## Aim of the exercise
Copy every line from the records below that carries the word "this".

## Items from an interface collection
╔══

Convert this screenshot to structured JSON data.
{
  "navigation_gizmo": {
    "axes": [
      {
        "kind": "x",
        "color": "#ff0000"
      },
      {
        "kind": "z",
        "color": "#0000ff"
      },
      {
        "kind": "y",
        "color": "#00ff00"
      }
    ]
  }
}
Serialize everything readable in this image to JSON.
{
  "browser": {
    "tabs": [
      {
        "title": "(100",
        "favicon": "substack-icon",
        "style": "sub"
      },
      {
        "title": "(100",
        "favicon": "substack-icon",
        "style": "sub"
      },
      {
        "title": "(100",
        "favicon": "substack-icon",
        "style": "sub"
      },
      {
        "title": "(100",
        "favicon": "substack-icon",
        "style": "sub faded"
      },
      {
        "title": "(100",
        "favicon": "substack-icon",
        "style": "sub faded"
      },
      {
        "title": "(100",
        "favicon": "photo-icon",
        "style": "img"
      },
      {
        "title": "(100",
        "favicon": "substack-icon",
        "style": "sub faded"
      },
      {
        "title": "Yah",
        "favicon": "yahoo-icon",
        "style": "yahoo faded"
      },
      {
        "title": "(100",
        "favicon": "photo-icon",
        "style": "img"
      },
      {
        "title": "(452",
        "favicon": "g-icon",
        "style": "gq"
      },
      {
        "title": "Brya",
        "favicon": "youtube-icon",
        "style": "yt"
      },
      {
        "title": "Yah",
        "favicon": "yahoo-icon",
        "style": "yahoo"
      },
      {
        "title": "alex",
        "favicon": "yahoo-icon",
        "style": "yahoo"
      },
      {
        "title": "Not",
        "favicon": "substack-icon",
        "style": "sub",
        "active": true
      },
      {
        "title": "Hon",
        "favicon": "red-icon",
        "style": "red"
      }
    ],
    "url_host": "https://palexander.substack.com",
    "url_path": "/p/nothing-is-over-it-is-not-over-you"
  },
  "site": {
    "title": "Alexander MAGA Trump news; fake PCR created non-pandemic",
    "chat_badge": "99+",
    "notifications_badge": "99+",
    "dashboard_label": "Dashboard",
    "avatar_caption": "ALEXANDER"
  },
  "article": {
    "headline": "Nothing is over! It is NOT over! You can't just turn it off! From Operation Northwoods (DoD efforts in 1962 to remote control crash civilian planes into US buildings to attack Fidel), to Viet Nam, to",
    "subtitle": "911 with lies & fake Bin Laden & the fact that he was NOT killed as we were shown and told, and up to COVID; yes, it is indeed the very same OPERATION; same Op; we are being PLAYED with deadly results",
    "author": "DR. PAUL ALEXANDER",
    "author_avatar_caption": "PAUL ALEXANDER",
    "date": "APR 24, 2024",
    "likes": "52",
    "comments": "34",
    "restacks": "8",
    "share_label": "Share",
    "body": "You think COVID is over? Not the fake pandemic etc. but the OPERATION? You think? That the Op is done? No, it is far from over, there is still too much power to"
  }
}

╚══

## The completed task
Convert this screenshot to structured JSON data.
Serialize everything readable in this image to JSON.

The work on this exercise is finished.